Norman Doidge, plasticity, and eyesight

Perhaps you’ve heard about Dr. Norman Doidge’s latest book, The Brain’s Way of Healing. Dr. Doidge (pronounced ‘Dodge,’ I believe) is a psychiatrist and psychotherapist who has turned himself into Dr. Oliver Sacks, meaning he likes to write about interesting patient stories from the frontiers of neurology. His first book was titled The Brain That Changes Itself.

The concept of brain plasticity (the discovery that the brain is able to form new neural pathways), Doidge informs us, has been been around since the 1970s but only began to enter the public consciousness in 2006. That appears about right to me, as in early 2004 Chris’s psychiatrist told my husband and me that his brain was sort of like rapidly solidifying concrete that needed to be ‘protected’ from further rigidity and loss of neurons through the administration of neuroleptic drugs. That theory had already bit the dust but somehow the psychiatrists at the Centre for Addition and Mental Health didn’t receive this message. I won’t go into how pessimistic the concrete brain concept was in comparison to plastic brain concept, but it still grates how much damage was done by their telling us that Chris’s brain was damaged. That and the schizophrenia diagnosis. Horrible. I’m still not convinced “schizophrenia” is a brain problem, in any case.

I’m not sure what Dr. Doidge’s position is on schizophrenia. It’s interesting that a person who is a psychiatrist and psychoanalyst by training doesn’t address schizophrenia as a topic in either of his two books. That’s like a priest who writes about religion failing to mention God. Is it because he doesn’t think schizophrenia is a problem with one’s brain and he is aware that lots of people recover from this condition so there is nothing neuronally (is this a word?) intriguing about it? If so, he would do us all a favor by saying so! I’m in the process of putting my question to him in a letter. (Of course, it’s also possible he prefers writing about neuroplasticity rather than dealing with patients.

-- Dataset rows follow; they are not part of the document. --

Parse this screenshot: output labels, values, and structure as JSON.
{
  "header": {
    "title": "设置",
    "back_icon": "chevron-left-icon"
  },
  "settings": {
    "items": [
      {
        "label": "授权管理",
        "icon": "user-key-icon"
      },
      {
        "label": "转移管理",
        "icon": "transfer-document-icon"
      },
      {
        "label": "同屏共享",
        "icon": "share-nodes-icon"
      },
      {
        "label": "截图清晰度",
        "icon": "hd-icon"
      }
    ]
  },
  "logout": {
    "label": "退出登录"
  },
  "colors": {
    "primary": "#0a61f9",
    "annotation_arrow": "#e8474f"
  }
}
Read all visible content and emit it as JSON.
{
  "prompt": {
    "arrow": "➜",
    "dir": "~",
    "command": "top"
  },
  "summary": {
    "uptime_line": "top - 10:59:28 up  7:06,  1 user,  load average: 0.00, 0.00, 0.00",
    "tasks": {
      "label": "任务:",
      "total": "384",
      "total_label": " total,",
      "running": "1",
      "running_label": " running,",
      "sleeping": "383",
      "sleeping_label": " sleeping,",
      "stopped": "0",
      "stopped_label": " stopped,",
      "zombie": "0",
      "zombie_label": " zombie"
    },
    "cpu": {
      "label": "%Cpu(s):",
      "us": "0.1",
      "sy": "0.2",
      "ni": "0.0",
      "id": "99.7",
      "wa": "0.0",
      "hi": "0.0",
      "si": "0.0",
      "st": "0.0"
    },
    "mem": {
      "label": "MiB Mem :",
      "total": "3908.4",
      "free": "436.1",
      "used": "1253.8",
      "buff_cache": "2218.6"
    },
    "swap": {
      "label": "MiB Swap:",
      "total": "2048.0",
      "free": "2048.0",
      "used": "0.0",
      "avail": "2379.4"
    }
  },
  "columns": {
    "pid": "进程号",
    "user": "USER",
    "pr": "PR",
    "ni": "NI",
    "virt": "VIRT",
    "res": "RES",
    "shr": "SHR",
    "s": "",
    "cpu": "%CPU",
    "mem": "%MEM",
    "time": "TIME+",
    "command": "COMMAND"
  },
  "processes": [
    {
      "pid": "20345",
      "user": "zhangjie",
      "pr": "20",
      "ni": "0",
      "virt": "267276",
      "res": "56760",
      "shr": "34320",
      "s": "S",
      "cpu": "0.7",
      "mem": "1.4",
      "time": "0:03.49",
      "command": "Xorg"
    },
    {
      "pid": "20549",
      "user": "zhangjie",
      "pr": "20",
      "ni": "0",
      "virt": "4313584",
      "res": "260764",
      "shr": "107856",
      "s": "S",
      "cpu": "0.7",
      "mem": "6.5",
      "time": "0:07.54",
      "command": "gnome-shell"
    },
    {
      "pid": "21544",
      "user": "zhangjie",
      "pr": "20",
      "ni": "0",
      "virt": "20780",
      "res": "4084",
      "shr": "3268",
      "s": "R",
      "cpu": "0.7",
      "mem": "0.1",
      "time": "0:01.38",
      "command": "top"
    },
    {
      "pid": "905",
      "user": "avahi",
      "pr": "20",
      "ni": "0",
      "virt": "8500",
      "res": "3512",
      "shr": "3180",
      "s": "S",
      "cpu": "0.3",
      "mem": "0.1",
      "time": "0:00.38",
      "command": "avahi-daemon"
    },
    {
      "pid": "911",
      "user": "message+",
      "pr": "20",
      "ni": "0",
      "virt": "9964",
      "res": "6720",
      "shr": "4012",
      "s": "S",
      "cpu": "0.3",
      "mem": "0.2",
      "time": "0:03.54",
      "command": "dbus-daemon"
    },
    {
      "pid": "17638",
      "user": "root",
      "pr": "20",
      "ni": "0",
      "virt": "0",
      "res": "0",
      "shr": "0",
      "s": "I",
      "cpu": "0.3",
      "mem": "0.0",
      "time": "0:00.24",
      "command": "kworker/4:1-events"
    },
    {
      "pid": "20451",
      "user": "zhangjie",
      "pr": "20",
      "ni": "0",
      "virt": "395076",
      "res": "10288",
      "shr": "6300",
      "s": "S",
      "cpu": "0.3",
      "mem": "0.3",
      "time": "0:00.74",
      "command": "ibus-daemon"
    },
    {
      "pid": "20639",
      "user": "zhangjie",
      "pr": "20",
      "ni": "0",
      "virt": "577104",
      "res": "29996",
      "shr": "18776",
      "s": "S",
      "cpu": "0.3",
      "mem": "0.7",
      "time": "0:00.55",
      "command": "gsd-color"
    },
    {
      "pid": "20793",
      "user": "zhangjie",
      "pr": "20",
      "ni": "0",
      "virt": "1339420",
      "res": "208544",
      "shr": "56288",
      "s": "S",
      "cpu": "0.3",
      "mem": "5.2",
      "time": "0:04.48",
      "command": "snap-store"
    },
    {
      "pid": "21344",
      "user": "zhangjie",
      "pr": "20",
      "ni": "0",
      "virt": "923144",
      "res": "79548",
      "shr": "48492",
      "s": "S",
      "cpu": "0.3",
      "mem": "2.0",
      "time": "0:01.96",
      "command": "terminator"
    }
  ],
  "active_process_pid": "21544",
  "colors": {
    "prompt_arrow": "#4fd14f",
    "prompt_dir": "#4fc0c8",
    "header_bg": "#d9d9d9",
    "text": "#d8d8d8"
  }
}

He wouldn’t be the first doctor to reposition himself as far away from his patients as possible,)

One of the chapters in the book is on how a blind man got his sight back relying on the Feldenkrais method. I’ve made a few efforts in the past to get my sight back to 20/20, but didn’t see a lot of progress so I stopped doing the exercies. I’ve bathed my eyes by staring at the sun with my eyes closed, I’ve rotated them clockwise and counterclockwise, but the Feldenkrais contribution I read about added something new that I think is key. Doing this exercise for a couple of days noticeably strengthened my peripheral vision. Having better peripheral vision is a huge confidence booster. I even did the grocery shopping without once putting on my specs!